═══ Task data

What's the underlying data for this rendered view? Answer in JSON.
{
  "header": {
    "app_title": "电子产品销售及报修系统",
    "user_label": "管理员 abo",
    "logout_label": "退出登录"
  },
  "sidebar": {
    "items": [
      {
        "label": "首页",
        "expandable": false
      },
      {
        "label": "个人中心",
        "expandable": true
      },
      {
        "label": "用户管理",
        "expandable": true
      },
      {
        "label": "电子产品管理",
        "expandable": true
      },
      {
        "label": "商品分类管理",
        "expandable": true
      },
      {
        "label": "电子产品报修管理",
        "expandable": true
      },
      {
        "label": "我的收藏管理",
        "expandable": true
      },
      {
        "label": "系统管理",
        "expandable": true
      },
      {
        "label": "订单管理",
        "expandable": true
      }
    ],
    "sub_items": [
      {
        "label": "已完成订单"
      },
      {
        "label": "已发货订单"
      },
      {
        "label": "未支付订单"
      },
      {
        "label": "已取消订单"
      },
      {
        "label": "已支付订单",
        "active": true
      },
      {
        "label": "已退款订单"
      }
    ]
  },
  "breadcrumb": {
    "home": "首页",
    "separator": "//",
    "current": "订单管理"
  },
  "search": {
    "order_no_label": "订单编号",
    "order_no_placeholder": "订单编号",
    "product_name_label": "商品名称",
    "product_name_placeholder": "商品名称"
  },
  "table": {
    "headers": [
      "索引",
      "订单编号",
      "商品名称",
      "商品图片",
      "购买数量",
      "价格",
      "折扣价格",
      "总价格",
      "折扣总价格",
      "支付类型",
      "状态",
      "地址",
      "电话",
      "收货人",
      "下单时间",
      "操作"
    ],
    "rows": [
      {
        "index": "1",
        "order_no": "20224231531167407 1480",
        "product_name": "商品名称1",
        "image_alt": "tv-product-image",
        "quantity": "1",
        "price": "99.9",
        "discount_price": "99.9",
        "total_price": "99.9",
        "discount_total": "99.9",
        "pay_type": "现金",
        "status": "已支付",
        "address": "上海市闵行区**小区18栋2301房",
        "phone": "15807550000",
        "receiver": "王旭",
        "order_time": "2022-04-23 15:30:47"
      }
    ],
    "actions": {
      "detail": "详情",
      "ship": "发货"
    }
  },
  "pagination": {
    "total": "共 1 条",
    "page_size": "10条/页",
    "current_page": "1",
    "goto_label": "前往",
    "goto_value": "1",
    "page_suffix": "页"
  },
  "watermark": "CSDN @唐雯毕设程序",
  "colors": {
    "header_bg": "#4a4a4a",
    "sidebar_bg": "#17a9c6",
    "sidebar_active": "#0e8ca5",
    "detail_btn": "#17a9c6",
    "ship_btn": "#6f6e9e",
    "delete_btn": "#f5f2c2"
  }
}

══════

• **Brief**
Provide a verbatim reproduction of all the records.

• **Solution**
What's the underlying data for this rendered view? Answer in JSON.
{
  "header": {
    "app_title": "电子产品销售及报修系统",
    "user_label": "管理员 abo",
    "logout_label": "退出登录"
  },
  "sidebar": {
    "items": [
      {
        "label": "首页",
        "expandable": false
      },
      {
        "label": "个人中心",
        "expandable": true
      },
      {
        "label": "用户管理",
        "expandable": true
      },
      {
        "label": "电子产品管理",
        "expandable": true
      },
      {
        "label": "商品分类管理",
        "expandable": true
      },
      {
        "label": "电子产品报修管理",
        "expandable": true
      },
      {
        "label": "我的收藏管理",
        "expandable": true
      },
      {
        "label": "系统管理",
        "expandable": true
      },
      {
        "label": "订单管理",
        "expandable": true
      }
    ],
    "sub_items": [
      {
        "label": "已完成订单"
      },
      {
        "label": "已发货订单"
      },
      {
        "label": "未支付订单"
      },
      {
        "label": "已取消订单"
      },
      {
        "label": "已支付订单",
        "active": true
      },
      {
        "label": "已退款订单"
      }
    ]
  },
  "breadcrumb": {
    "home": "首页",
    "separator": "//",
    "current": "订单管理"
  },
  "search": {
    "order_no_label": "订单编号",
    "order_no_placeholder": "订单编号",
    "product_name_label": "商品名称",
    "product_name_placeholder": "商品名称"
  },
  "table": {
    "headers": [
      "索引",
      "订单编号",
      "商品名称",
      "商品图片",
      "购买数量",
      "价格",
      "折扣价格",
      "总价格",
      "折扣总价格",
      "支付类型",
      "状态",
      "地址",
      "电话",
      "收货人",
      "下单时间",
      "操作"
    ],
    "rows": [
      {
        "index": "1",
        "order_no": "20224231531167407 1480",
        "product_name": "商品名称1",
        "image_alt": "tv-product-image",
        "quantity": "1",
        "price": "99.9",
        "discount_price": "99.9",
        "total_price": "99.9",
        "discount_total": "99.9",
        "pay_type": "现金",
        "status": "已支付",
        "address": "上海市闵行区**小区18栋2301房",
        "phone": "15807550000",
        "receiver": "王旭",
        "order_time": "2022-04-23 15:30:47"
      }
    ],
    "actions": {
      "detail": "详情",
      "ship": "发货"
    }
  },
  "pagination": {
    "total": "共 1 条",
    "page_size": "10条/页",
    "current_page": "1",
    "goto_label": "前往",
    "goto_value": "1",
    "page_suffix": "页"
  },
  "watermark": "CSDN @唐雯毕设程序",
  "colors": {
    "header_bg": "#4a4a4a",
    "sidebar_bg": "#17a9c6",
    "sidebar_active": "#0e8ca5",
    "detail_btn": "#17a9c6",
    "ship_btn": "#6f6e9e",
    "delete_btn": "#f5f2c2"
  }
}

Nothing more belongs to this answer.